Knowledge for All is making an innovative play to change the rules. It’s proposed product is a single, comprehensive search tool for scholarly journal literature, free for anyone with an internet connection to access, use or customize. The project builds on the strengths of the open access, open data and open source movements to develop the first tool of its kind that connects seekers of scholarly journal literature across the globe with a comprehensive collection of published works.
Open Index Week will celebrate gains made over the last year toward the project’s vision for better access to scholarly journal literature and invites others to join in and participate as Knowledge for All moves from vision to reality. For a full schedule of Open Index Week events visit www.k4all.ca/Open-Index-Week and register to get involved in the Knowledge for All project at http://www.k4all.ca/get-involved.
As Knowledge for All gears up for Phase 2 of project development, Board Members and Staff have been busy drafting a Strategic Plan to guide activities moving forward. We are pleased to announce the Phase 2 Strategic Plan is now complete and posted to the project website at http://www.k4all.ca/strategic-plan.
As always, feedback is welcome and encouraged. Please share your insights, suggestions and questions by clicking the add a comment button on the Phase 2 Strategic Plan page or any related page. You can also connect directly with page authors by clicking on their hyperlinked name at the top of any page (e.g. Submitted by amanda on Mon, 03/21/2011 - 11:25). This will take you to their profile page where you can use the contact form to send a direct message.

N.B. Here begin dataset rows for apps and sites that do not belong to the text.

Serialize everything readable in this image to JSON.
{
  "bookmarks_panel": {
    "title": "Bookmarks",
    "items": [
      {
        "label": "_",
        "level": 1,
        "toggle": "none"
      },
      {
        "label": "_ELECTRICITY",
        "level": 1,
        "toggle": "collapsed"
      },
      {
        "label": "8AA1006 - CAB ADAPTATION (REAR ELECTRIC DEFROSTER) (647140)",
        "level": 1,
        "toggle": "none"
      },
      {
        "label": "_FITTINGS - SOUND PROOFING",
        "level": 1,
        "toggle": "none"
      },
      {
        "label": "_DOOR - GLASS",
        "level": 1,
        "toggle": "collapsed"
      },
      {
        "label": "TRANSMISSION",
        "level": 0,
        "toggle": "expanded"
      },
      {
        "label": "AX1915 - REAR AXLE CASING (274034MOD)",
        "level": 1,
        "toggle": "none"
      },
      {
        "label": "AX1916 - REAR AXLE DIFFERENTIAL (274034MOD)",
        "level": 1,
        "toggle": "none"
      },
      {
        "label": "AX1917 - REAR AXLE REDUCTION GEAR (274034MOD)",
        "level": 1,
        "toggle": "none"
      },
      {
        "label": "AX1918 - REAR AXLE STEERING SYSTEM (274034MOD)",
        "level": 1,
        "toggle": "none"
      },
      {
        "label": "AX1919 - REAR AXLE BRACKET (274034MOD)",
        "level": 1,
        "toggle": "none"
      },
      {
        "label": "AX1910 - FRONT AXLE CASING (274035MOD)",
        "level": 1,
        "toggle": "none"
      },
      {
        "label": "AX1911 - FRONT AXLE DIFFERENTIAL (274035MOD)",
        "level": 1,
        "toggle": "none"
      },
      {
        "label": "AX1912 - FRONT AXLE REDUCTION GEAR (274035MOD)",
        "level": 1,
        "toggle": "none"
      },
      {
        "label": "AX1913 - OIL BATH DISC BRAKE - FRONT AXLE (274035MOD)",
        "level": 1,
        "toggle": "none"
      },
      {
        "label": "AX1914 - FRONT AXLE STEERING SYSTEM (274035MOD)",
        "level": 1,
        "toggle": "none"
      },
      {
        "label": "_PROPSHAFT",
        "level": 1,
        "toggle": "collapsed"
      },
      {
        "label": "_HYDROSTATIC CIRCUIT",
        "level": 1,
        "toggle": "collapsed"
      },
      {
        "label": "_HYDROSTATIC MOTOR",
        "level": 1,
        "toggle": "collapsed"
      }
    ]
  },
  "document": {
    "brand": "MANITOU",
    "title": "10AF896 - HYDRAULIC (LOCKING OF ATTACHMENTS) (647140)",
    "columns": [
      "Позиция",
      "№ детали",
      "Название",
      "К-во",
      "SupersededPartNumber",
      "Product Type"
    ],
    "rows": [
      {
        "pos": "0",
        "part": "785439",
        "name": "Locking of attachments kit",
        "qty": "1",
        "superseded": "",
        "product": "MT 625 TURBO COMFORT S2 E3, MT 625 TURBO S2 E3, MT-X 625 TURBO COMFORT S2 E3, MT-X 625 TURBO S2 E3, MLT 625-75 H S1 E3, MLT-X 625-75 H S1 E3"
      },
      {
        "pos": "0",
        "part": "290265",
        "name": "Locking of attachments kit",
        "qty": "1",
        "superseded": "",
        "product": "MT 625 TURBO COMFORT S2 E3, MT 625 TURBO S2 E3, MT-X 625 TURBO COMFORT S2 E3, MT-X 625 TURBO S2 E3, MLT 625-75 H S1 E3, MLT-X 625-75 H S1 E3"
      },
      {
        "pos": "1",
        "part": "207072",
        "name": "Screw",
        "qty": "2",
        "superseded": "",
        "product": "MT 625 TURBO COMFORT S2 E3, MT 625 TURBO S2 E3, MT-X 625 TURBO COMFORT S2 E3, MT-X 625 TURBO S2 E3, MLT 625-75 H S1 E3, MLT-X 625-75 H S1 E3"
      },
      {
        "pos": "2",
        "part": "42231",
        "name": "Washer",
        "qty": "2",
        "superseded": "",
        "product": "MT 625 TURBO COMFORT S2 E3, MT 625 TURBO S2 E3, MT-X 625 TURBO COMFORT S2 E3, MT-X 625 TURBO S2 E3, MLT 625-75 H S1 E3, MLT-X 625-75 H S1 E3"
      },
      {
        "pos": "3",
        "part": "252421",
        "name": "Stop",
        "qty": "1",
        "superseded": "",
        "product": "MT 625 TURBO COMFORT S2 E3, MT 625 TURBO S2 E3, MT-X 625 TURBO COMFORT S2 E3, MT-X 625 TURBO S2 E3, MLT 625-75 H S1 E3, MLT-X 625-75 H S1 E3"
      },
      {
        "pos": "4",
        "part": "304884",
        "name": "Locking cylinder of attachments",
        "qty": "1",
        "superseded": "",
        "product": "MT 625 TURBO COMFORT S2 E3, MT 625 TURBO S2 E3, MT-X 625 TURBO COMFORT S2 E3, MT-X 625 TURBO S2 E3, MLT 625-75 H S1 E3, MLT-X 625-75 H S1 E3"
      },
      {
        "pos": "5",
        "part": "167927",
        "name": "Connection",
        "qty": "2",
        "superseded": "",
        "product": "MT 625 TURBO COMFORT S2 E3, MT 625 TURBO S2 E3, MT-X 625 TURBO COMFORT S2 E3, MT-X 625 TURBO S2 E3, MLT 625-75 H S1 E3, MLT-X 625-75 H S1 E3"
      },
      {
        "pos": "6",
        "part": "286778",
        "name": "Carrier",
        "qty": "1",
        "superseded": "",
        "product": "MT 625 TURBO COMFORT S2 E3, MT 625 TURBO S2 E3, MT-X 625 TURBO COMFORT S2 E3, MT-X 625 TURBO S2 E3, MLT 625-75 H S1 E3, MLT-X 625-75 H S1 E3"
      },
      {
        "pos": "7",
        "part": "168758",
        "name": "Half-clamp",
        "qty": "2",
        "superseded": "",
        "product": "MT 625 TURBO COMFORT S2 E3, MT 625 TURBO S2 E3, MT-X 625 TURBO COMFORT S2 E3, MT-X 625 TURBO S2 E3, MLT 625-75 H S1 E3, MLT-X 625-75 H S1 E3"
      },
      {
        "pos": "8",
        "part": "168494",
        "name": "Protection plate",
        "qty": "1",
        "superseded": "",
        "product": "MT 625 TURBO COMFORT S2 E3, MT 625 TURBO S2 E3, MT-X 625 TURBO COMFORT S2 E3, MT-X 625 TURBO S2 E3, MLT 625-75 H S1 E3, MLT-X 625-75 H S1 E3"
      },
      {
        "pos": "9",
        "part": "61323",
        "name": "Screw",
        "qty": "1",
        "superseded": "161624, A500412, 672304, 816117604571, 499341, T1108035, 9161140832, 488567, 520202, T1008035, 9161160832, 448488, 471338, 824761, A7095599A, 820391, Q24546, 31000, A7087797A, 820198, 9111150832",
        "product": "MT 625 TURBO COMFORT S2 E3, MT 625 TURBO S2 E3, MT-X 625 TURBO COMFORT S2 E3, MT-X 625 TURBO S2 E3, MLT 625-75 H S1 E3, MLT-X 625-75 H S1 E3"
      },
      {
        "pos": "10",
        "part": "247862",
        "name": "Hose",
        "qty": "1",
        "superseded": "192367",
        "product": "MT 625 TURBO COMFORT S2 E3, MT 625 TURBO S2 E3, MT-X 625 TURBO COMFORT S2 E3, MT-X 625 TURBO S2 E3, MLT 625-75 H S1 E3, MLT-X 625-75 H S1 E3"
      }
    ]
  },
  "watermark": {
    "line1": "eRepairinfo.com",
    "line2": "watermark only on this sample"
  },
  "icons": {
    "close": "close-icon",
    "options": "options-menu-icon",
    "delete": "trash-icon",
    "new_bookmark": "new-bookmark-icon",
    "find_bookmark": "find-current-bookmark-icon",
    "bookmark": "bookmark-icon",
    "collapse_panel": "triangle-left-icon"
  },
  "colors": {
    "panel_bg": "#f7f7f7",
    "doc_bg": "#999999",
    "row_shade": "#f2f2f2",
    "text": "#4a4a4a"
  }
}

If you would like to get involved in a particular aspect of project development addressed in the Strategic Plan, we invite you to join one of the project’s working groups. Participation is open to all institutions or individuals with expertise and insights to share in support of ongoing project development - just click to join and group and start collaborating!
Knowledge for All is hiring a full-time term System Development Coordinator to develop a prototype article database and related technological infrastructure using the Islandora digital asset management framework. The System Development Coordinator will also provide technical support to the project as needed, which could include data harvesting, website development, and installation and maintenance of software.
See the full job posting for more details.
In July we had the privilege of attending and presenting on the Knowledge for All project at the Open Knowledge Conference in Berlin. Attended by an exciting mix of people dedicated to opening up access to content and data in the public, private, and non-profit sectors, the conference offered 2 days packed with stimulating presentations and workshops on a wide range of topics. Our presentation of Knowledge for All's working content, technology, and governance models garnered a great deal of excitement, as well as useful feedback and suggestions. In addition to presenting, the highlight was connecting with people working on the Open Knowledge Foundation's working group on Open Bibliography, who are doing similar work on collecting and opening up bibliographic data and would like to work together and share resources. Our presentation is attached below.